Growing better fortunes in Myanmar

Vegetable gardens are helping families transform their children’s futures

In Myanmar, U Maung Pe is watering his garden. Packed with leafy seasonal crops and veggies, the garden isn’t just a source of pride for the father of two – it’s helping to send his children through school.

While 45-year-old U Maung Pe works hard as a labourer and seasonal farmer, he struggles to earn enough to support his family. Past attempts grow his own food, while fruitful, were not as effective as he’d hoped.

“It turned out good,” he says of the old garden, “but it was not as successful as right now.”

The transformation took place after U Maung Pe attended agricultural training held in his community. Supported by StarKids and facilitated by World Vision, the training taught U Maung Pe essential organic gardening techniques, such as how to use worm castings as fertiliser.

Now, he’s producing more crops than ever.

“The result of worm cast[ings] is amazing – my plants are now bigger in size,” he says. “I’m happy I had the chance to attend the training from World Vision. I now know what the best way is to grow vegetables and how to breed worm cast[ings] for fertiliser.”

World Vision also supported U Maung Pe and his village with seeds and training for growing seasonal crops.

Instead of spending hard-earnt money on vegetables from the market or fertiliser for the garden, U Maung Pe’s family can now save for the future. U Maung Pe is determined to keep gardening for as long as possible to save for his children’s education. He also hopes to share his new skills with others in his village.

U Maung Pe’s wife says home gardening has transformed their family.

“I don’t need to worry anymore about buying vegetables for my chicken.
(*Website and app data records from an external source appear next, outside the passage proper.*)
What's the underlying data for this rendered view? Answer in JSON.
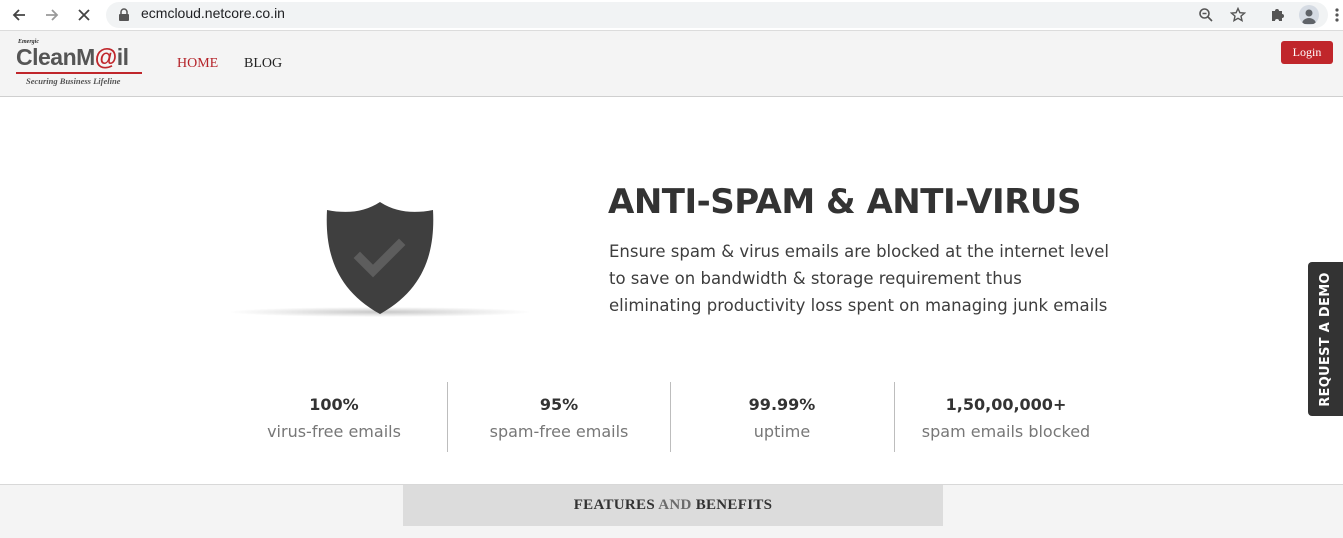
{
  "browser": {
    "url": "ecmcloud.netcore.co.in",
    "icons": [
      "back-arrow-icon",
      "forward-arrow-icon",
      "stop-loading-icon",
      "lock-icon",
      "zoom-icon",
      "star-icon",
      "extensions-icon",
      "profile-icon",
      "menu-dots-icon"
    ]
  },
  "header": {
    "logo": {
      "top_text": "Emergic",
      "brand_prefix": "CleanM",
      "brand_at": "@",
      "brand_suffix": "il",
      "tagline": "Securing Business Lifeline"
    },
    "nav": [
      {
        "label": "HOME",
        "active": true
      },
      {
        "label": "BLOG",
        "active": false
      }
    ],
    "login_label": "Login"
  },
  "hero": {
    "title": "ANTI-SPAM & ANTI-VIRUS",
    "description": "Ensure spam & virus emails are blocked at the internet level to save on bandwidth & storage requirement thus eliminating productivity loss spent on managing junk emails",
    "icon": "shield-check-icon"
  },
  "stats": [
    {
      "value": "100%",
      "label": "virus-free emails"
    },
    {
      "value": "95%",
      "label": "spam-free emails"
    },
    {
      "value": "99.99%",
      "label": "uptime"
    },
    {
      "value": "1,50,00,000+",
      "label": "spam emails blocked"
    }
  ],
  "demo_tab": {
    "label": "REQUEST A DEMO"
  },
  "features": {
    "part1": "FEATURES",
    "part2": " AND ",
    "part3": "BENEFITS"
  },
  "colors": {
    "accent_red": "#c0262b",
    "text_dark": "#333333",
    "demo_tab_bg": "#333333"
  }
}
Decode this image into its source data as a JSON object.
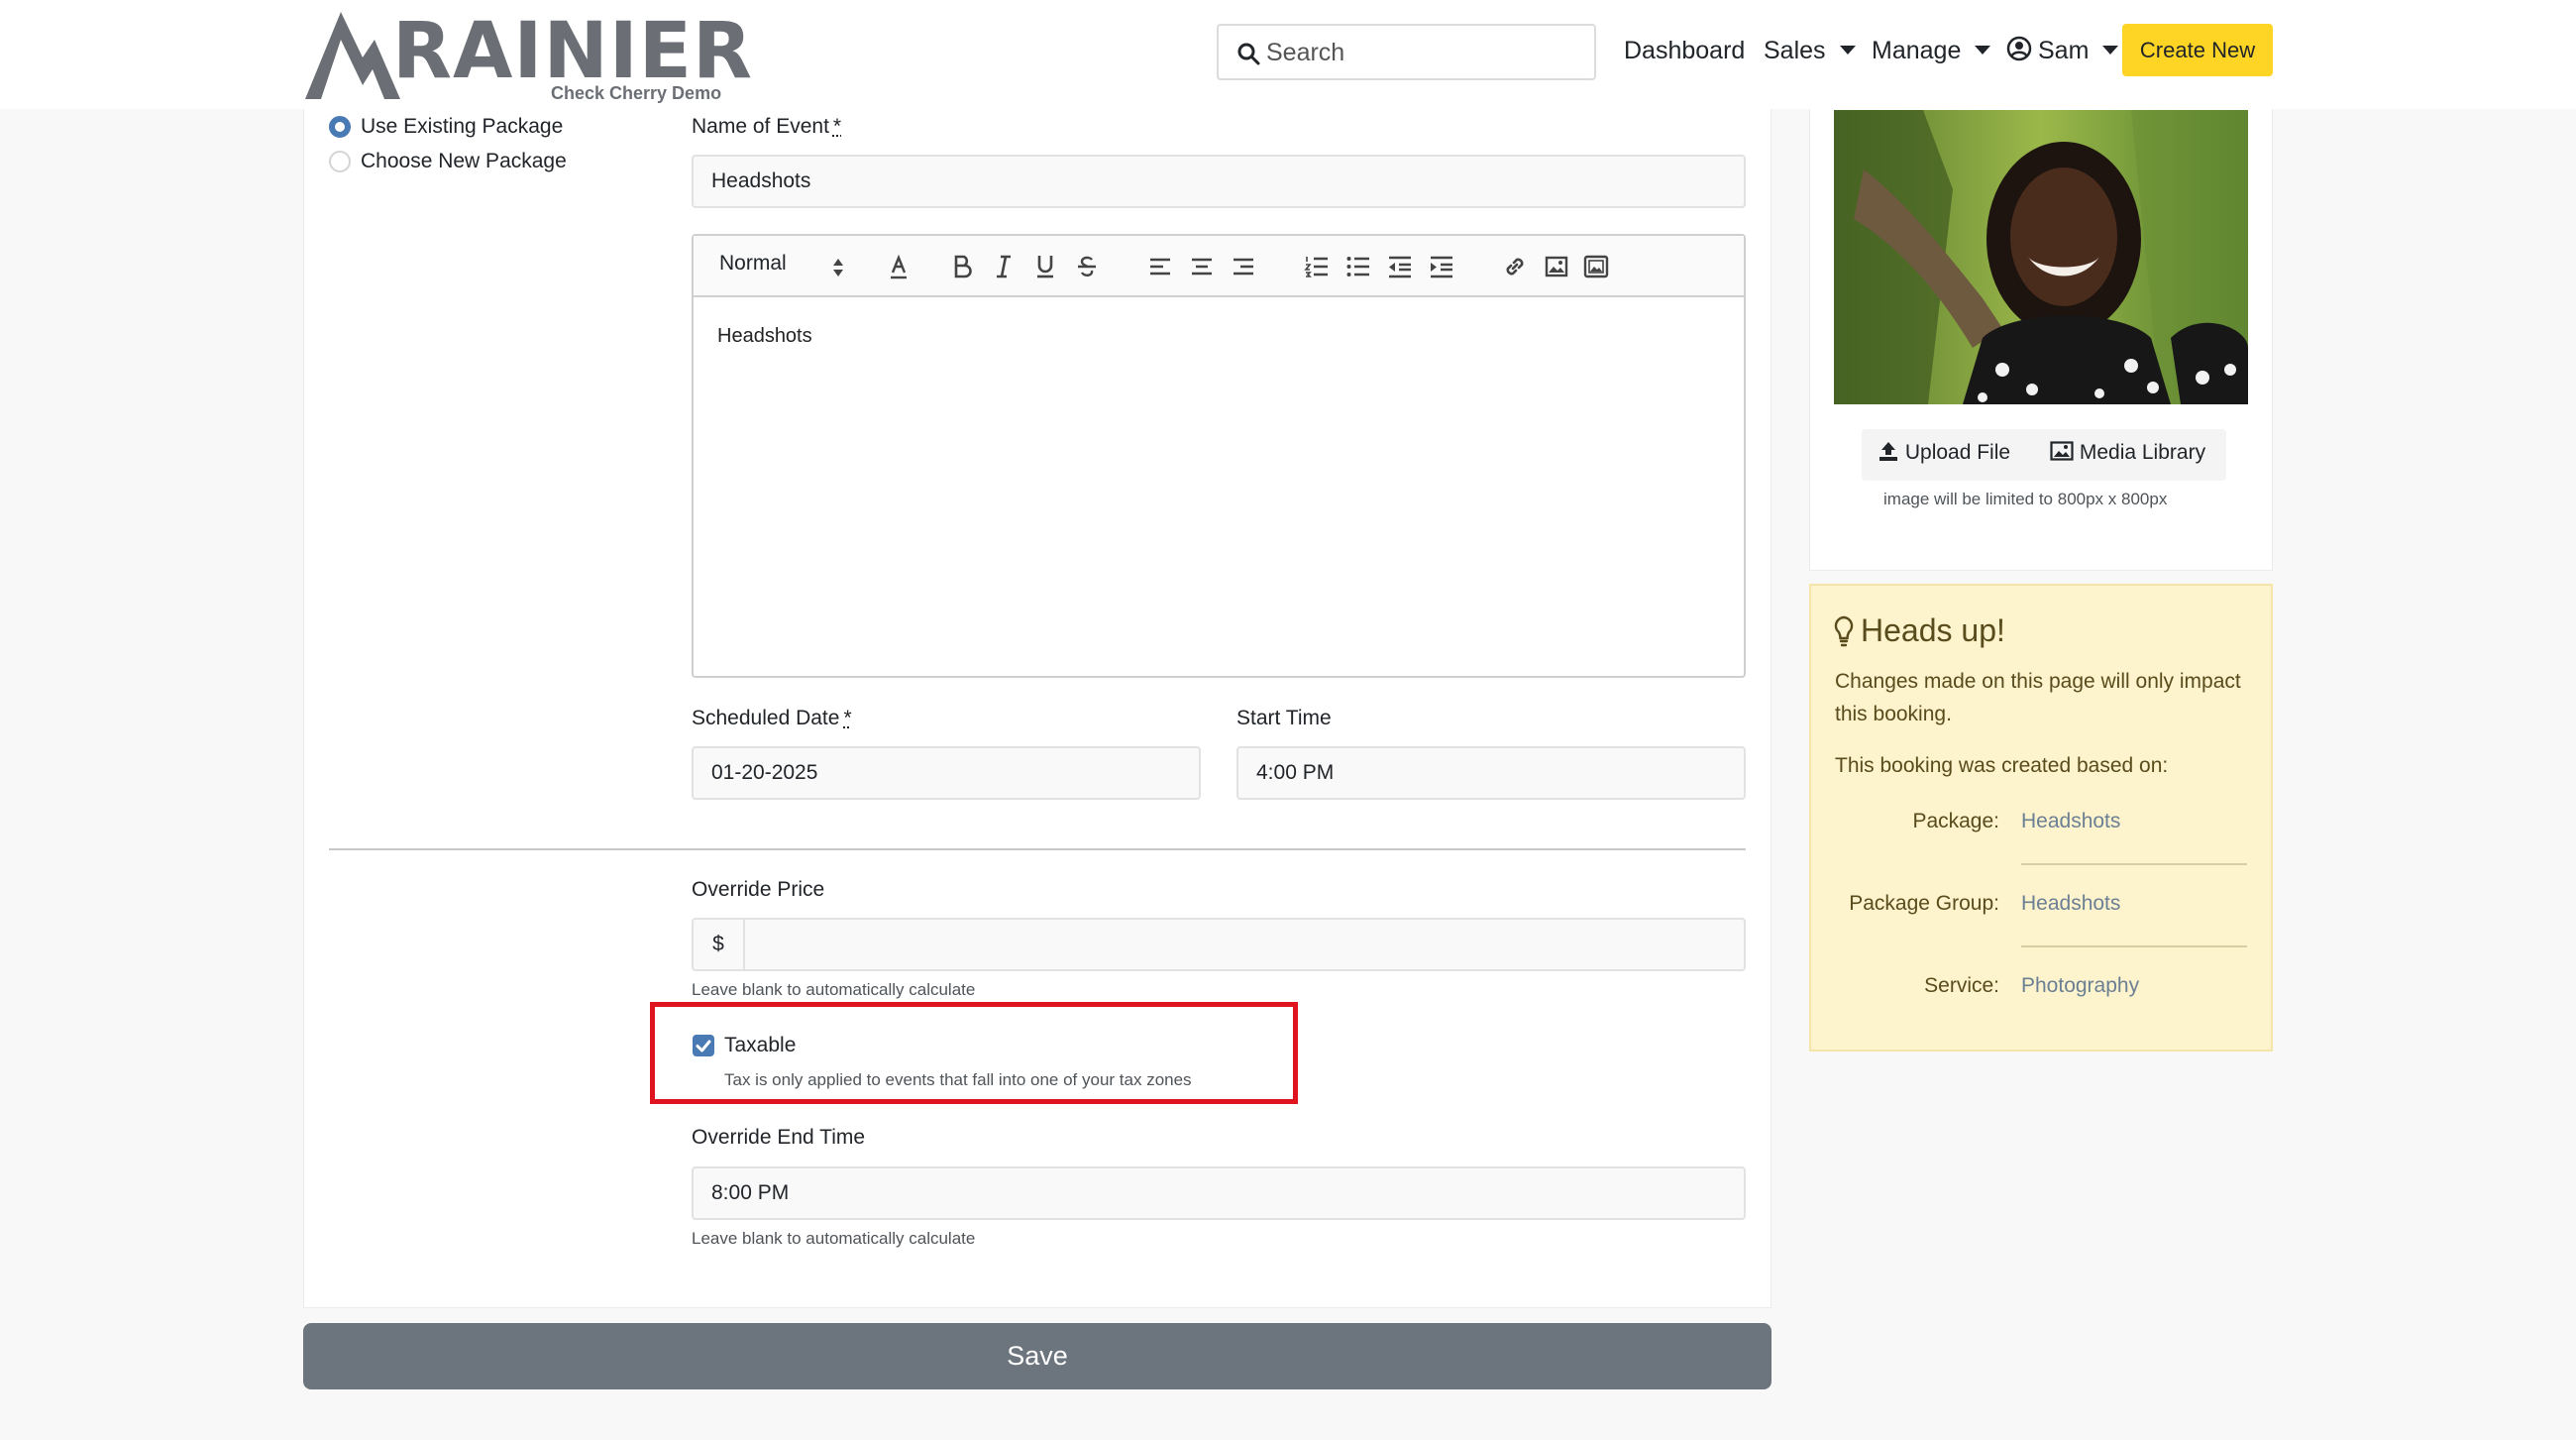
{
  "header": {
    "logo_text": "RAINIER",
    "logo_subtext": "Check Cherry Demo",
    "search_placeholder": "Search",
    "nav": {
      "dashboard": "Dashboard",
      "sales": "Sales",
      "manage": "Manage",
      "user": "Sam"
    },
    "create_new": "Create New"
  },
  "package_choice": {
    "use_existing": "Use Existing Package",
    "choose_new": "Choose New Package",
    "selected": "use_existing"
  },
  "form": {
    "name_label": "Name of Event",
    "required_mark": "*",
    "name_value": "Headshots",
    "editor": {
      "format_select": "Normal",
      "content": "Headshots"
    },
    "date_label": "Scheduled Date",
    "date_value": "01-20-2025",
    "start_label": "Start Time",
    "start_value": "4:00 PM",
    "override_price_label": "Override Price",
    "currency_symbol": "$",
    "override_price_value": "",
    "override_price_help": "Leave blank to automatically calculate",
    "taxable_label": "Taxable",
    "taxable_checked": true,
    "taxable_help": "Tax is only applied to events that fall into one of your tax zones",
    "override_end_label": "Override End Time",
    "override_end_value": "8:00 PM",
    "override_end_help": "Leave blank to automatically calculate"
  },
  "save_label": "Save",
  "media": {
    "upload_label": "Upload File",
    "library_label": "Media Library",
    "limit_note": "image will be limited to 800px x 800px"
  },
  "headsup": {
    "title": "Heads up!",
    "message": "Changes made on this page will only impact this booking.",
    "based_on": "This booking was created based on:",
    "rows": [
      {
        "label": "Package:",
        "value": "Headshots"
      },
      {
        "label": "Package Group:",
        "value": "Headshots"
      },
      {
        "label": "Service:",
        "value": "Photography"
      }
    ]
  },
  "colors": {
    "accent_yellow": "#ffd525",
    "highlight_red": "#e0141e",
    "save_gray": "#6c757d",
    "checkbox_blue": "#4a7ab4"
  }
}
And [there’s] also enough to pack lunch boxes for my children.”

These days, U Maung Pe is growing enough vegetables to feed not just his children, but others in the community.

“It’s more than enough for our family … we can even share the vegetables with the neighbours.”